### Extracted records ###

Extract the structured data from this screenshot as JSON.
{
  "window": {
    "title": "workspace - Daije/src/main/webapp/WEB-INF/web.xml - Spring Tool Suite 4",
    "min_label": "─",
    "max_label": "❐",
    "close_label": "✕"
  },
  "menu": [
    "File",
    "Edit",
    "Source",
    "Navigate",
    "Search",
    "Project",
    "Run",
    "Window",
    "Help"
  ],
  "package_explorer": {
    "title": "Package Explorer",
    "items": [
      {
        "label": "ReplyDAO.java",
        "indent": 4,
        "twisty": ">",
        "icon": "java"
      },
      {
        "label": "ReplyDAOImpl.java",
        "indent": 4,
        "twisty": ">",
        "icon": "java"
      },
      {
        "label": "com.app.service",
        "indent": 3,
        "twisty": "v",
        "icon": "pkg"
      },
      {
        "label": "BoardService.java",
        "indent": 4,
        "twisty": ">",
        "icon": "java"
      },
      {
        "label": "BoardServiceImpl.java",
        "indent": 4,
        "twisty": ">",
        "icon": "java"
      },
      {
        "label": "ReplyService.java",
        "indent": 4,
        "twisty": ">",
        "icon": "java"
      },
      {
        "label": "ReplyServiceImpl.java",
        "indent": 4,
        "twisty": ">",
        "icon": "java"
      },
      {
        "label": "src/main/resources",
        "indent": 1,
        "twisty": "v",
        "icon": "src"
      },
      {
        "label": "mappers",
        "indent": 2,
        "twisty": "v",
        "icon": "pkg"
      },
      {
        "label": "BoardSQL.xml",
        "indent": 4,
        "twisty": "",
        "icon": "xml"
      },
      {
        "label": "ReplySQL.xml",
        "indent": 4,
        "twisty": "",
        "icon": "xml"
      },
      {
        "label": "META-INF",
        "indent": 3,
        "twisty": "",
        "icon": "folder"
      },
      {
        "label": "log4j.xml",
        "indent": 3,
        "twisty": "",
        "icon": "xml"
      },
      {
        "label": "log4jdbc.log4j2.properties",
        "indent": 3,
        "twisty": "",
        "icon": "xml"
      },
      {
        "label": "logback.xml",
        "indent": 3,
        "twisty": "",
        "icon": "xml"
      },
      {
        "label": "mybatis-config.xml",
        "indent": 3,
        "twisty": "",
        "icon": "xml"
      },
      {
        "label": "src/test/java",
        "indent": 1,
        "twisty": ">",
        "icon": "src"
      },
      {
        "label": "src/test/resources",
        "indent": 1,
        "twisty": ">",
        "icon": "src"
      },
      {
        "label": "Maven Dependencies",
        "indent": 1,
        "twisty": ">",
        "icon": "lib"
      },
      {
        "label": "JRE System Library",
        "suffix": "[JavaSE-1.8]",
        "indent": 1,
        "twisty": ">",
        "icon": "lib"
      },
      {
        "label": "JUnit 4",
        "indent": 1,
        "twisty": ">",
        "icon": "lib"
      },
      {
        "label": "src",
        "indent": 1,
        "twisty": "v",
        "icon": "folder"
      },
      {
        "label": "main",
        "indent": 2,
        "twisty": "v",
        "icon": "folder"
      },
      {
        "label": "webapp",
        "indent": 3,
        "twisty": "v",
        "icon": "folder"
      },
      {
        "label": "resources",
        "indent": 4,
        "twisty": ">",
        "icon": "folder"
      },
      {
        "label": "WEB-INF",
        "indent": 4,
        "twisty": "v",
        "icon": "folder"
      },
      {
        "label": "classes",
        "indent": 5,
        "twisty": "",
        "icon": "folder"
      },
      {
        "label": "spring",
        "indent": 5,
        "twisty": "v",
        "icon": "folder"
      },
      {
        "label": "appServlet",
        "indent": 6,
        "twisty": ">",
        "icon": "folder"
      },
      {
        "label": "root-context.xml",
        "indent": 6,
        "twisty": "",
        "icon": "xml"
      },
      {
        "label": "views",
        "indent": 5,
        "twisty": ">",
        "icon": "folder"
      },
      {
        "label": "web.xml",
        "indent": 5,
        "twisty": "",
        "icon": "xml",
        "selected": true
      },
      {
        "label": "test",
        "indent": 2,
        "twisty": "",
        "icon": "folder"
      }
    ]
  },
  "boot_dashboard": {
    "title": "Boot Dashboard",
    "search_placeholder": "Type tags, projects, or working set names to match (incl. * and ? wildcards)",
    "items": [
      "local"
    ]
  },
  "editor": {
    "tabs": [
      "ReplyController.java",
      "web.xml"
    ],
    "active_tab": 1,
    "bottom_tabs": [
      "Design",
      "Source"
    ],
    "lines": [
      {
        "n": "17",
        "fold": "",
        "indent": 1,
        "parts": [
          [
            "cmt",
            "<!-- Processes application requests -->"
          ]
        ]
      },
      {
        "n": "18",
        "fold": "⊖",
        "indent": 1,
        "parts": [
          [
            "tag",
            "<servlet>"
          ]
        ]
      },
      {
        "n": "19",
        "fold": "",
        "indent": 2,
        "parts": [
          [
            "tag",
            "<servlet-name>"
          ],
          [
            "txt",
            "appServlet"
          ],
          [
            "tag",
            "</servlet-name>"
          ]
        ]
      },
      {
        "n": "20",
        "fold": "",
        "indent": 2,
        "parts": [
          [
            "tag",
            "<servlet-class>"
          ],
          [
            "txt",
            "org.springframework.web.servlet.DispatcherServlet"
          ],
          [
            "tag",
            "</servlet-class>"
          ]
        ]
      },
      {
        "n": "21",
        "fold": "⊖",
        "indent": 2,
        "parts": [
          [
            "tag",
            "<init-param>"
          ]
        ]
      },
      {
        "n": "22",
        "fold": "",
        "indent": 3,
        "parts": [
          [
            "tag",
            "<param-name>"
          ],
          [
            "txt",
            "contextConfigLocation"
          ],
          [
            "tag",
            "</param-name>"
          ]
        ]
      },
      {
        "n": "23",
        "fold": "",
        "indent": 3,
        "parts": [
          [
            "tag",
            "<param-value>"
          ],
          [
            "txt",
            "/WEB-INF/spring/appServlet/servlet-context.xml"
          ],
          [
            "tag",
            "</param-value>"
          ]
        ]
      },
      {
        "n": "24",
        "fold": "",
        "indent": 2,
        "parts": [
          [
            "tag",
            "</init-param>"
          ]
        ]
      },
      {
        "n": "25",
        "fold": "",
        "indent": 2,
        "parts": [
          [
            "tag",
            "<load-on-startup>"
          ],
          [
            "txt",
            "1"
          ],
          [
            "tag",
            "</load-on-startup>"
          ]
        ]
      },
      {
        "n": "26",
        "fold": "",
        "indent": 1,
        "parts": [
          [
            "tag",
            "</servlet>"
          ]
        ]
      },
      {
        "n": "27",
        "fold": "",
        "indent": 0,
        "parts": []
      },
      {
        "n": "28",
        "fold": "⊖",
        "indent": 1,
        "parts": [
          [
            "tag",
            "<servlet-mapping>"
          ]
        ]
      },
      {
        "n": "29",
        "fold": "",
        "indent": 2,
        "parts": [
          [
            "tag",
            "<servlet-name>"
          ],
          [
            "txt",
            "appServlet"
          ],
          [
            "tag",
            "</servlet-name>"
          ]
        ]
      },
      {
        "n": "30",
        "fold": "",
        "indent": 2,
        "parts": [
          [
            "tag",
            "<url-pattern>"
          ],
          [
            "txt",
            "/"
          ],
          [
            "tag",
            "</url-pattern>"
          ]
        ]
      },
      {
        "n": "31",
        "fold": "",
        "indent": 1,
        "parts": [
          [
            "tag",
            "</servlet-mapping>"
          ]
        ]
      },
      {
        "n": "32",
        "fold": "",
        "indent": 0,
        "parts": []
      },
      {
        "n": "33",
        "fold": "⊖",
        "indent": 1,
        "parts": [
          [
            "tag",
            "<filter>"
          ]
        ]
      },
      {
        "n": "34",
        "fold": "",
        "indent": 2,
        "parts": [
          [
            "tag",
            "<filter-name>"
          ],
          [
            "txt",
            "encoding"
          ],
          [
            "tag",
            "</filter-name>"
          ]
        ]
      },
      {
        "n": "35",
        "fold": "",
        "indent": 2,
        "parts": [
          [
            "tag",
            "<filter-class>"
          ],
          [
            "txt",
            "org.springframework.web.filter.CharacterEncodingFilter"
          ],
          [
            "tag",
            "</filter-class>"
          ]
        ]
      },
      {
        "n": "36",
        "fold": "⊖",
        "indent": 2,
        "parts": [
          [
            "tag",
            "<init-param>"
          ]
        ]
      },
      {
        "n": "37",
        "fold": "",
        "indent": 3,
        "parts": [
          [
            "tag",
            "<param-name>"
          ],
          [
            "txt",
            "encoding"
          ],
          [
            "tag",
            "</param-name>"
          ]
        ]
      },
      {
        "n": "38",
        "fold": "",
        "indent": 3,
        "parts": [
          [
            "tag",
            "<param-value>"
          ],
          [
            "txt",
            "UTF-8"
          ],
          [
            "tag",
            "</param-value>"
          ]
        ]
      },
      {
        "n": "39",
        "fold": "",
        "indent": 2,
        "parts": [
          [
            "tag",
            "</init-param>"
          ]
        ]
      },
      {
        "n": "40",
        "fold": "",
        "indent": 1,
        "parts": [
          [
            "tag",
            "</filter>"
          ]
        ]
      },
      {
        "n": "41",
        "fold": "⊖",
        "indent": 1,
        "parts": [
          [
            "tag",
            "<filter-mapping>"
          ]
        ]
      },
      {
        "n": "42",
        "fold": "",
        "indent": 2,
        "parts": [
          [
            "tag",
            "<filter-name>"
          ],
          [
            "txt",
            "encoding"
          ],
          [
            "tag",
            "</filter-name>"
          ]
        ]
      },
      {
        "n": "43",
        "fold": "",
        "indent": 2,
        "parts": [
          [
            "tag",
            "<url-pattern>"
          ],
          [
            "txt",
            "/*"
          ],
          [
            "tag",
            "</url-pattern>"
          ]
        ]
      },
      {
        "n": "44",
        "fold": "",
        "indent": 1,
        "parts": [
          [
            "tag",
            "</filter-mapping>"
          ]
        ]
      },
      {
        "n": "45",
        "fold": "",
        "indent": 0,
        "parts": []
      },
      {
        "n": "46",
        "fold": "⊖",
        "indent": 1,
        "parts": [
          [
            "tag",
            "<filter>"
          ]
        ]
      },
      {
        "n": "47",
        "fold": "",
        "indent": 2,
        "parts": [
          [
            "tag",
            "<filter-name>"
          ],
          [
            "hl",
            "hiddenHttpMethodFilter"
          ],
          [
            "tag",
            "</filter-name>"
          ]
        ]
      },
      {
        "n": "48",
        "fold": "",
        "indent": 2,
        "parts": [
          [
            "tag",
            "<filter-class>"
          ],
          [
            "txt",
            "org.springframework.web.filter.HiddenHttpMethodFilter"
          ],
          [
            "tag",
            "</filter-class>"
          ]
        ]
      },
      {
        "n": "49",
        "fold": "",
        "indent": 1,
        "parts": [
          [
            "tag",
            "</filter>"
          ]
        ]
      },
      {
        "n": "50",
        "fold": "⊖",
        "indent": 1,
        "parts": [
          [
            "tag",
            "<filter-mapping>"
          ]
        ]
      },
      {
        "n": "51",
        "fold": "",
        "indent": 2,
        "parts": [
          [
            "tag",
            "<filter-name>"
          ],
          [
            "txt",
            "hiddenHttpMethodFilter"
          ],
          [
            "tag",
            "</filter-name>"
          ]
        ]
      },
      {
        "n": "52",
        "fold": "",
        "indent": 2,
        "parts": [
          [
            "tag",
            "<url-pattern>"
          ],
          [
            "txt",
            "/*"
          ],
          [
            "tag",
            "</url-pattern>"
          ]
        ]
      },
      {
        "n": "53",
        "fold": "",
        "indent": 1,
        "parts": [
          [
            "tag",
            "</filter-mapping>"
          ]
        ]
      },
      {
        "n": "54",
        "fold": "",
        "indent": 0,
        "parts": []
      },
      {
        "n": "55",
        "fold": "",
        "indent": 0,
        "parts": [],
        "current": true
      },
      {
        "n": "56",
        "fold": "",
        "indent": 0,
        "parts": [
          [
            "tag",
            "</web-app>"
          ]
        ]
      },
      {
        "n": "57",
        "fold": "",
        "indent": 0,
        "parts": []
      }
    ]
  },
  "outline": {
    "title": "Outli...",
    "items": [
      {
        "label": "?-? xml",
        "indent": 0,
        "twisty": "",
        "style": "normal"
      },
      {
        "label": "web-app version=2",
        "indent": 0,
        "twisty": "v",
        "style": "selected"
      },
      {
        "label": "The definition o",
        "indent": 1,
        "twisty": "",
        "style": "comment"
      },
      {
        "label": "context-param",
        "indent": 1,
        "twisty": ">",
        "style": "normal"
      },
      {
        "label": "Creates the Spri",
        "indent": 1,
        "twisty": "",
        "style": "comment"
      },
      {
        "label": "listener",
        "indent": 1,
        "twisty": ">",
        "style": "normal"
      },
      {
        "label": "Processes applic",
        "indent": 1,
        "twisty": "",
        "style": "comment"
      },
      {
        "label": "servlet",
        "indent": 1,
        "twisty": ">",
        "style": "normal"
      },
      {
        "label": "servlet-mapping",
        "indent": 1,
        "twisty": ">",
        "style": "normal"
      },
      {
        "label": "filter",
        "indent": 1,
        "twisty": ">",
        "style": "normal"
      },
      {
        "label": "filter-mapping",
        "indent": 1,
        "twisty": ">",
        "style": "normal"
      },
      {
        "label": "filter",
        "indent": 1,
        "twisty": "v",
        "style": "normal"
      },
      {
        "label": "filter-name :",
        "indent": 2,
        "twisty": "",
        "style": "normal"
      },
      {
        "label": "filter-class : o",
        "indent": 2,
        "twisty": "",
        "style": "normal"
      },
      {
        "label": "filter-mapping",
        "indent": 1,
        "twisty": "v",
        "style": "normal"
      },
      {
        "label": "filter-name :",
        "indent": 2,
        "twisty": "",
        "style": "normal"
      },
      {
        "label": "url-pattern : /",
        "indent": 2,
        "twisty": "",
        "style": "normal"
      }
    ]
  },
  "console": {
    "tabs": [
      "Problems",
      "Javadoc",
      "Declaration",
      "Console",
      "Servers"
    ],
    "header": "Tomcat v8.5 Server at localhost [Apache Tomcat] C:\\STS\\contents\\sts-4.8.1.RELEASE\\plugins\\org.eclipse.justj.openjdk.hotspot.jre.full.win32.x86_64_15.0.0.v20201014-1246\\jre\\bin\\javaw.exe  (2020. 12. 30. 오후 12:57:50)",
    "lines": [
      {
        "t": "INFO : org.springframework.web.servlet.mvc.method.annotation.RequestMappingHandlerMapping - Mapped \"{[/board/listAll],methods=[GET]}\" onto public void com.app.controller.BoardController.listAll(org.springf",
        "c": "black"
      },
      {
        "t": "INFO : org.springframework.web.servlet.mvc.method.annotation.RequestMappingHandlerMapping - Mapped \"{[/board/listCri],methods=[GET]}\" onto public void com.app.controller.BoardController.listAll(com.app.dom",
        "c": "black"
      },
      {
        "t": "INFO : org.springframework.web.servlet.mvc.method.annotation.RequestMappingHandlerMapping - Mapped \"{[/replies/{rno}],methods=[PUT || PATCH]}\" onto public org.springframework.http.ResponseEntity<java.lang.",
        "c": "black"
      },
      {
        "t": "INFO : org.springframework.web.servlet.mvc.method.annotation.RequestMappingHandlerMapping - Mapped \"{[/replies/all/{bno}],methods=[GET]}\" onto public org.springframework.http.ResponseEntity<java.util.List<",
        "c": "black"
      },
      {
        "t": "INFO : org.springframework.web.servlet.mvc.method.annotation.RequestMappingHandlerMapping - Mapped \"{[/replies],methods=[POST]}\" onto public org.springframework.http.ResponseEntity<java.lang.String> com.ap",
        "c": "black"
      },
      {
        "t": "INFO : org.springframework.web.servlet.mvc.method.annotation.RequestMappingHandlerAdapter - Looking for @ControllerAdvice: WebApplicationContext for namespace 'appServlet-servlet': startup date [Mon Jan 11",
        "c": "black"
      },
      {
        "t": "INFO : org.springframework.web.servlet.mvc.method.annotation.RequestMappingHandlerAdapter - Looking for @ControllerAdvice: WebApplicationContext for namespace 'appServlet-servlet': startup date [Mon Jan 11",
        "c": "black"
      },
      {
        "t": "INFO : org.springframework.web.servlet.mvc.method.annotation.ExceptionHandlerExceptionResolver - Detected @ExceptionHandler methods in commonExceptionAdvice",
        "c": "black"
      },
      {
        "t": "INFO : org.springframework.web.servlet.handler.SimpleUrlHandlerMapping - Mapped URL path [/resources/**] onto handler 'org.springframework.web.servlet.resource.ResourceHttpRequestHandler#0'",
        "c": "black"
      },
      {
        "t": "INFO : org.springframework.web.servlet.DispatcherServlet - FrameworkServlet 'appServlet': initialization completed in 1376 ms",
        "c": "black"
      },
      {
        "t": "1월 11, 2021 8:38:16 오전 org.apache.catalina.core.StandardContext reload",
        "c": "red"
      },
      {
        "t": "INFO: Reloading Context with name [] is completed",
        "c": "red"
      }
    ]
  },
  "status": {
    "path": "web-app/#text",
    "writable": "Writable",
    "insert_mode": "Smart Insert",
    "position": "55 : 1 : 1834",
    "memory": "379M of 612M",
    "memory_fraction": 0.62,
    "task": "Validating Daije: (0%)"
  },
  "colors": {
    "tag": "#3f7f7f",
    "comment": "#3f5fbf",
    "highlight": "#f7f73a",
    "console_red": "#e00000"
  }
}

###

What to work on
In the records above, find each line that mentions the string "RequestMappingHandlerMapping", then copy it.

Reply
        "t": "INFO : org.springframework.web.servlet.mvc.method.annotation.RequestMappingHandlerMapping - Mapped \"{[/board/listAll],methods=[GET]}\" onto public void com.app.controller.BoardController.listAll(org.springf",
        "t": "INFO : org.springframework.web.servlet.mvc.method.annotation.RequestMappingHandlerMapping - Mapped \"{[/board/listCri],methods=[GET]}\" onto public void com.app.controller.BoardController.listAll(com.app.dom",
        "t": "INFO : org.springframework.web.servlet.mvc.method.annotation.RequestMappingHandlerMapping - Mapped \"{[/replies/{rno}],methods=[PUT || PATCH]}\" onto public org.springframework.http.ResponseEntity<java.lang.",
        "t": "INFO : org.springframework.web.servlet.mvc.method.annotation.RequestMappingHandlerMapping - Mapped \"{[/replies/all/{bno}],methods=[GET]}\" onto public org.springframework.http.ResponseEntity<java.util.List<",
        "t": "INFO : org.springframework.web.servlet.mvc.method.annotation.RequestMappingHandlerMapping - Mapped \"{[/replies],methods=[POST]}\" onto public org.springframework.http.ResponseEntity<java.lang.String> com.ap",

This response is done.